-- Opening Marker --

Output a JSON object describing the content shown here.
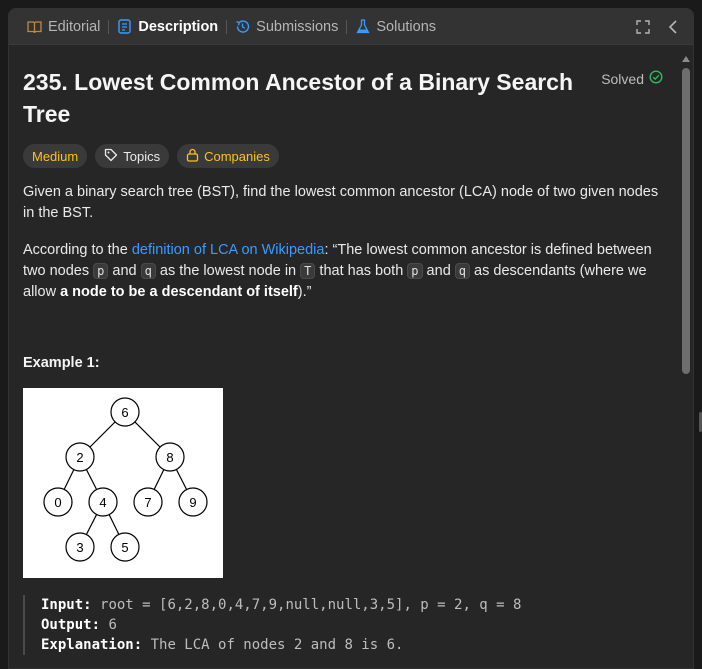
{
  "tabs": [
    {
      "label": "Editorial",
      "icon": "book-icon"
    },
    {
      "label": "Description",
      "icon": "document-icon"
    },
    {
      "label": "Submissions",
      "icon": "history-icon"
    },
    {
      "label": "Solutions",
      "icon": "flask-icon"
    }
  ],
  "toolbar": {
    "expand_icon": "expand-icon",
    "collapse_icon": "chevron-left-icon"
  },
  "problem": {
    "title": "235. Lowest Common Ancestor of a Binary Search Tree",
    "status": "Solved",
    "difficulty": "Medium",
    "topics_label": "Topics",
    "companies_label": "Companies",
    "intro": "Given a binary search tree (BST), find the lowest common ancestor (LCA) node of two given nodes in the BST.",
    "def_prefix": "According to the ",
    "def_link": "definition of LCA on Wikipedia",
    "def_text_1": ": “The lowest common ancestor is defined between two nodes ",
    "def_p": "p",
    "def_and": " and ",
    "def_q": "q",
    "def_text_2": " as the lowest node in ",
    "def_T": "T",
    "def_text_3": " that has both ",
    "def_text_4": " as descendants (where we allow ",
    "def_bold": "a node to be a descendant of itself",
    "def_end": ").”"
  },
  "example1": {
    "title": "Example 1:",
    "tree_nodes": [
      "6",
      "2",
      "8",
      "0",
      "4",
      "7",
      "9",
      "3",
      "5"
    ],
    "input_label": "Input:",
    "input_value": "root = [6,2,8,0,4,7,9,null,null,3,5], p = 2, q = 8",
    "output_label": "Output:",
    "output_value": "6",
    "explanation_label": "Explanation:",
    "explanation_value": "The LCA of nodes 2 and 8 is 6."
  },
  "colors": {
    "accent": "#3a9bff",
    "medium": "#ffc01e",
    "solved": "#2cbb5d"
  }
}
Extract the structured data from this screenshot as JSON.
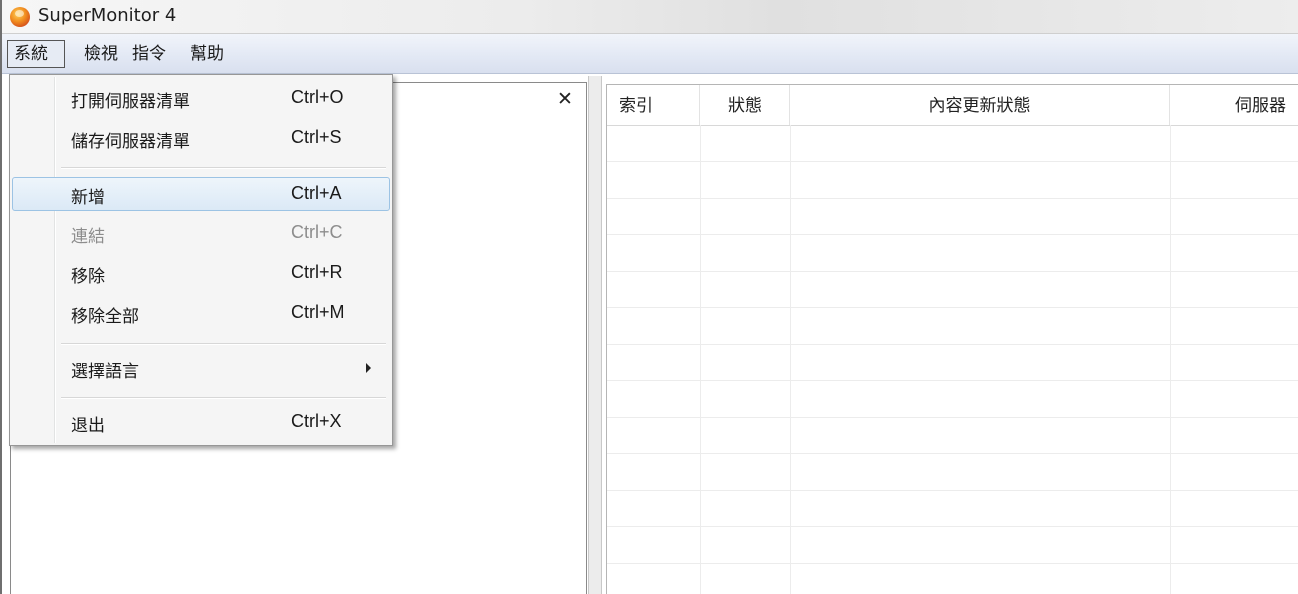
{
  "window": {
    "title": "SuperMonitor 4",
    "icon": "app-logo-icon"
  },
  "menubar": {
    "system": "系統",
    "view": "檢視",
    "command": "指令",
    "help": "幫助"
  },
  "left_pane": {
    "close_glyph": "✕"
  },
  "table": {
    "headers": {
      "index": "索引",
      "status": "狀態",
      "update_status": "內容更新狀態",
      "server": "伺服器"
    },
    "rows": []
  },
  "dropdown": {
    "items": [
      {
        "label": "打開伺服器清單",
        "shortcut": "Ctrl+O",
        "enabled": true
      },
      {
        "label": "儲存伺服器清單",
        "shortcut": "Ctrl+S",
        "enabled": true
      },
      {
        "label": "新增",
        "shortcut": "Ctrl+A",
        "enabled": true,
        "highlighted": true
      },
      {
        "label": "連結",
        "shortcut": "Ctrl+C",
        "enabled": false
      },
      {
        "label": "移除",
        "shortcut": "Ctrl+R",
        "enabled": true
      },
      {
        "label": "移除全部",
        "shortcut": "Ctrl+M",
        "enabled": true
      },
      {
        "label": "選擇語言",
        "shortcut": "",
        "enabled": true,
        "submenu": true
      },
      {
        "label": "退出",
        "shortcut": "Ctrl+X",
        "enabled": true
      }
    ]
  },
  "colors": {
    "highlight": "#dbe9f6",
    "highlight_border": "#9cc3e4",
    "disabled_text": "#8d8d8d"
  }
}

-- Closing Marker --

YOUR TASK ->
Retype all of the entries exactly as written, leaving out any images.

ANSWER FOR THIS EXERCISE ->
Output a JSON object describing the content shown here.
{
  "tabs": [
    {
      "label": "Editorial",
      "icon": "book-icon"
    },
    {
      "label": "Description",
      "icon": "document-icon"
    },
    {
      "label": "Submissions",
      "icon": "history-icon"
    },
    {
      "label": "Solutions",
      "icon": "flask-icon"
    }
  ],
  "toolbar": {
    "expand_icon": "expand-icon",
    "collapse_icon": "chevron-left-icon"
  },
  "problem": {
    "title": "235. Lowest Common Ancestor of a Binary Search Tree",
    "status": "Solved",
    "difficulty": "Medium",
    "topics_label": "Topics",
    "companies_label": "Companies",
    "intro": "Given a binary search tree (BST), find the lowest common ancestor (LCA) node of two given nodes in the BST.",
    "def_prefix": "According to the ",
    "def_link": "definition of LCA on Wikipedia",
    "def_text_1": ": “The lowest common ancestor is defined between two nodes ",
    "def_p": "p",
    "def_and": " and ",
    "def_q": "q",
    "def_text_2": " as the lowest node in ",
    "def_T": "T",
    "def_text_3": " that has both ",
    "def_text_4": " as descendants (where we allow ",
    "def_bold": "a node to be a descendant of itself",
    "def_end": ").”"
  },
  "example1": {
    "title": "Example 1:",
    "tree_nodes": [
      "6",
      "2",
      "8",
      "0",
      "4",
      "7",
      "9",
      "3",
      "5"
    ],
    "input_label": "Input:",
    "input_value": "root = [6,2,8,0,4,7,9,null,null,3,5], p = 2, q = 8",
    "output_label": "Output:",
    "output_value": "6",
    "explanation_label": "Explanation:",
    "explanation_value": "The LCA of nodes 2 and 8 is 6."
  },
  "colors": {
    "accent": "#3a9bff",
    "medium": "#ffc01e",
    "solved": "#2cbb5d"
  }
}
Extract the structured data from this screenshot as JSON.
{
  "window": {
    "title": "SuperMonitor 4",
    "icon": "app-logo-icon"
  },
  "menubar": {
    "system": "系統",
    "view": "檢視",
    "command": "指令",
    "help": "幫助"
  },
  "left_pane": {
    "close_glyph": "✕"
  },
  "table": {
    "headers": {
      "index": "索引",
      "status": "狀態",
      "update_status": "內容更新狀態",
      "server": "伺服器"
    },
    "rows": []
  },
  "dropdown": {
    "items": [
      {
        "label": "打開伺服器清單",
        "shortcut": "Ctrl+O",
        "enabled": true
      },
      {
        "label": "儲存伺服器清單",
        "shortcut": "Ctrl+S",
        "enabled": true
      },
      {
        "label": "新增",
        "shortcut": "Ctrl+A",
        "enabled": true,
        "highlighted": true
      },
      {
        "label": "連結",
        "shortcut": "Ctrl+C",
        "enabled": false
      },
      {
        "label": "移除",
        "shortcut": "Ctrl+R",
        "enabled": true
      },
      {
        "label": "移除全部",
        "shortcut": "Ctrl+M",
        "enabled": true
      },
      {
        "label": "選擇語言",
        "shortcut": "",
        "enabled": true,
        "submenu": true
      },
      {
        "label": "退出",
        "shortcut": "Ctrl+X",
        "enabled": true
      }
    ]
  },
  "colors": {
    "highlight": "#dbe9f6",
    "highlight_border": "#9cc3e4",
    "disabled_text": "#8d8d8d"
  }
}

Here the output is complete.